  • Written paper 2 – Crime and Deviance and Social Stratification - 1 hour 45 minutes 

Read our Sociology Curriculum Map here

Textile Design (Art and Design)

During their two-year Art Textile design course students experiment with a vast range of processes including applique, batik, machine embroidery, use of the heat press, surface pattern design and manipulation, pattern making and pattern adaptation. Students will learn how to construct garments using both hand sewing and sewing machines. Learning skills in textiles is only the starting point for many of our students, our facilities and equipment are available to students to extend their hours in the classroom, as we appreciate this is a time-consuming course to choose and requires practice and hard work. Textiles students can see the PA students creating costumes for performances with opportunities for peer learning across year groups.

 

Students explore the world of the Visual Arts to inspire and generate their own art practice. Students create a body of work throughout their two year course (60%) and sit a final 10 hour exam (40%) in year 11. As this is an Art and Design qualification, the students’ projects will develop through contextual references, looking at a vast range of artists and imagery for inspiration. Students also produce own primary research in the form of own photos, drawings and mark making. Students will learn CAD to manipulate imagery and create repeat pattern work. Students have a theme for the starting point of each project and it develops with a range of workshops using the students own generated imagery to create a series of outcomes, these textiles experiments and mock ups are developed and refined through practical work, using designs and written reflections. The final outcome for the project combines processes learnt and could be in the form of a garment, or accessory with a range of surface manipulations and decorations, or a textiles artwork.

The class work created from the start of Year 10 can be submitted as part of the 60% Portfolio grade, in Year 11 students have approximately 16 weeks to do the 40% Exam Project which has the choice of 7 starting points set by AQA, this leads up to the final outcome created during the 10 hour exam.

 

 


 

Personal Professional Development (PPD)

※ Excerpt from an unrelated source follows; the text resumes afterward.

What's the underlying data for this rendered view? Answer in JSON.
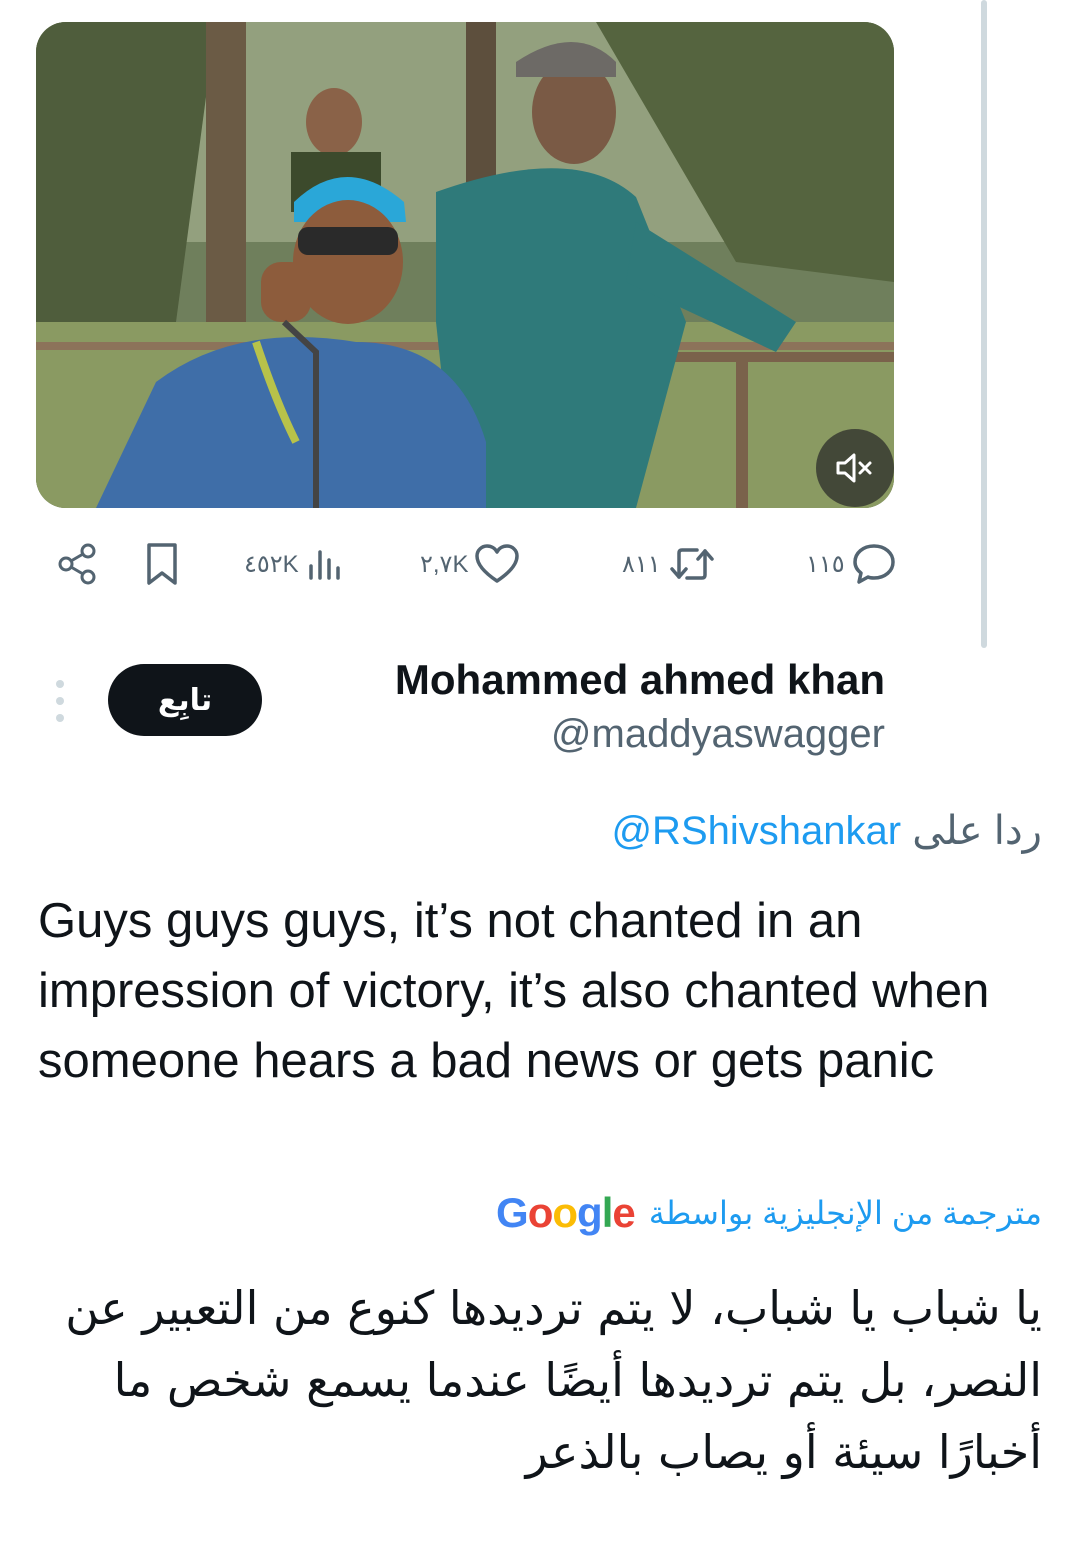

Course Description

All KS4 students will follow a weekly, 30 minutes, timetabled rolling programme of PPD; this is where students have the opportunity to consider and reflect upon their personal values, beliefs and attitudes; they are challenged to explore their morality, to develop their political ideas and to grow into responsible citizens. Throughout the two years, students will engage in relationships education, sexuality and gender identity education, drugs and alcohol education, safety education, mental health awareness, citizenship education, finance education and healthy life-styles education.  The will also experience a wide variety of assemblies including a Black History assembly and a LGBT assembly which celebrate our school ethos of tolerance and inclusion.  Student achievement is affirmed; work is celebrated in assemblies; we hold termly certificate assemblies noting excellence and progress including attendance and punctuality.

The PPD Programme also supports professional development; tutors facilitate regular self-appraisal meetings where the onus is on students to take responsibility for their progress. Tutors also work closely with the Progressions Department to ensure students have successful work placements and support students in producing their portfolios.

Assessment - Non-Examined